* [WHAT TO DO] Print the data once more, exactly as supplied.

* [AVAILABLE DATA]
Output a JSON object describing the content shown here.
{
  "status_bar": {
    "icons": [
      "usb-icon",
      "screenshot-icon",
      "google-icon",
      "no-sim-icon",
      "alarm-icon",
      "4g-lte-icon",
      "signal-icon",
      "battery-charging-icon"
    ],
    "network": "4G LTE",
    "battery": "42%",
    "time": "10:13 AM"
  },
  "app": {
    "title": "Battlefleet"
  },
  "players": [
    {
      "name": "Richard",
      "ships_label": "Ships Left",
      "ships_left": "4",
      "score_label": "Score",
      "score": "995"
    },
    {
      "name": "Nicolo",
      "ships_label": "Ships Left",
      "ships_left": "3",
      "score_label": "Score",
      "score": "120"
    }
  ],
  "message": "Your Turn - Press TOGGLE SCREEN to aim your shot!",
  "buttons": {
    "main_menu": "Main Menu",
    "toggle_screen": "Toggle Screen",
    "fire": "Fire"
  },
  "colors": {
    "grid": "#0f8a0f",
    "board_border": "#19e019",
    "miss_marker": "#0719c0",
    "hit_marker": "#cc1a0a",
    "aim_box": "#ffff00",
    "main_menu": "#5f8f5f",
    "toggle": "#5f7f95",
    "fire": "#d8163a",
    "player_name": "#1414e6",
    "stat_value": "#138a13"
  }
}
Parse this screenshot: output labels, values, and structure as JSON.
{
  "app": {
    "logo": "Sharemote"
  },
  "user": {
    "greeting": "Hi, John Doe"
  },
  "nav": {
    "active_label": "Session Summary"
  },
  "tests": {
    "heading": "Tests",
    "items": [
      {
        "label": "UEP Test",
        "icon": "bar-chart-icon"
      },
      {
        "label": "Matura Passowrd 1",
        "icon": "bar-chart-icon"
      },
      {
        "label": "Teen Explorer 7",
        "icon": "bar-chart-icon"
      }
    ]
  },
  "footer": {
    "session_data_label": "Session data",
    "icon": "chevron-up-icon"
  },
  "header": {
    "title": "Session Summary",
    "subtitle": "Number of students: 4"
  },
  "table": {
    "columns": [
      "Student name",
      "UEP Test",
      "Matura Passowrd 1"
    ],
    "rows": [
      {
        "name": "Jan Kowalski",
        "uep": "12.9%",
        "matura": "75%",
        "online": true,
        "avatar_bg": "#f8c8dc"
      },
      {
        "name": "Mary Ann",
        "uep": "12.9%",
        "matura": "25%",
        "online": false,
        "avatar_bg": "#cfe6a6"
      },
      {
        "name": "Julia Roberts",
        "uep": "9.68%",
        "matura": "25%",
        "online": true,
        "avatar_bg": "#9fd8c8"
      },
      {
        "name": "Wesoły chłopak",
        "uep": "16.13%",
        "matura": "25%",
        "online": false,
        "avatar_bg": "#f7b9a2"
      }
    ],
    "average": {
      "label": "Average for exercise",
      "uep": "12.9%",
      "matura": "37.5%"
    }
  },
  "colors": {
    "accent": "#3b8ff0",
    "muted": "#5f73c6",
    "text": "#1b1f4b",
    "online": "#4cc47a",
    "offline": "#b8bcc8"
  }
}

* [WRITTEN ANSWER]
Output a JSON object describing the content shown here.
{
  "status_bar": {
    "icons": [
      "usb-icon",
      "screenshot-icon",
      "google-icon",
      "no-sim-icon",
      "alarm-icon",
      "4g-lte-icon",
      "signal-icon",
      "battery-charging-icon"
    ],
    "network": "4G LTE",
    "battery": "42%",
    "time": "10:13 AM"
  },
  "app": {
    "title": "Battlefleet"
  },
  "players": [
    {
      "name": "Richard",
      "ships_label": "Ships Left",
      "ships_left": "4",
      "score_label": "Score",
      "score": "995"
    },
    {
      "name": "Nicolo",
      "ships_label": "Ships Left",
      "ships_left": "3",
      "score_label": "Score",
      "score": "120"
    }
  ],
  "message": "Your Turn - Press TOGGLE SCREEN to aim your shot!",
  "buttons": {
    "main_menu": "Main Menu",
    "toggle_screen": "Toggle Screen",
    "fire": "Fire"
  },
  "colors": {
    "grid": "#0f8a0f",
    "board_border": "#19e019",
    "miss_marker": "#0719c0",
    "hit_marker": "#cc1a0a",
    "aim_box": "#ffff00",
    "main_menu": "#5f8f5f",
    "toggle": "#5f7f95",
    "fire": "#d8163a",
    "player_name": "#1414e6",
    "stat_value": "#138a13"
  }
}
Parse this screenshot: output labels, values, and structure as JSON.
{
  "app": {
    "logo": "Sharemote"
  },
  "user": {
    "greeting": "Hi, John Doe"
  },
  "nav": {
    "active_label": "Session Summary"
  },
  "tests": {
    "heading": "Tests",
    "items": [
      {
        "label": "UEP Test",
        "icon": "bar-chart-icon"
      },
      {
        "label": "Matura Passowrd 1",
        "icon": "bar-chart-icon"
      },
      {
        "label": "Teen Explorer 7",
        "icon": "bar-chart-icon"
      }
    ]
  },
  "footer": {
    "session_data_label": "Session data",
    "icon": "chevron-up-icon"
  },
  "header": {
    "title": "Session Summary",
    "subtitle": "Number of students: 4"
  },
  "table": {
    "columns": [
      "Student name",
      "UEP Test",
      "Matura Passowrd 1"
    ],
    "rows": [
      {
        "name": "Jan Kowalski",
        "uep": "12.9%",
        "matura": "75%",
        "online": true,
        "avatar_bg": "#f8c8dc"
      },
      {
        "name": "Mary Ann",
        "uep": "12.9%",
        "matura": "25%",
        "online": false,
        "avatar_bg": "#cfe6a6"
      },
      {
        "name": "Julia Roberts",
        "uep": "9.68%",
        "matura": "25%",
        "online": true,
        "avatar_bg": "#9fd8c8"
      },
      {
        "name": "Wesoły chłopak",
        "uep": "16.13%",
        "matura": "25%",
        "online": false,
        "avatar_bg": "#f7b9a2"
      }
    ],
    "average": {
      "label": "Average for exercise",
      "uep": "12.9%",
      "matura": "37.5%"
    }
  },
  "colors": {
    "accent": "#3b8ff0",
    "muted": "#5f73c6",
    "text": "#1b1f4b",
    "online": "#4cc47a",
    "offline": "#b8bcc8"
  }
}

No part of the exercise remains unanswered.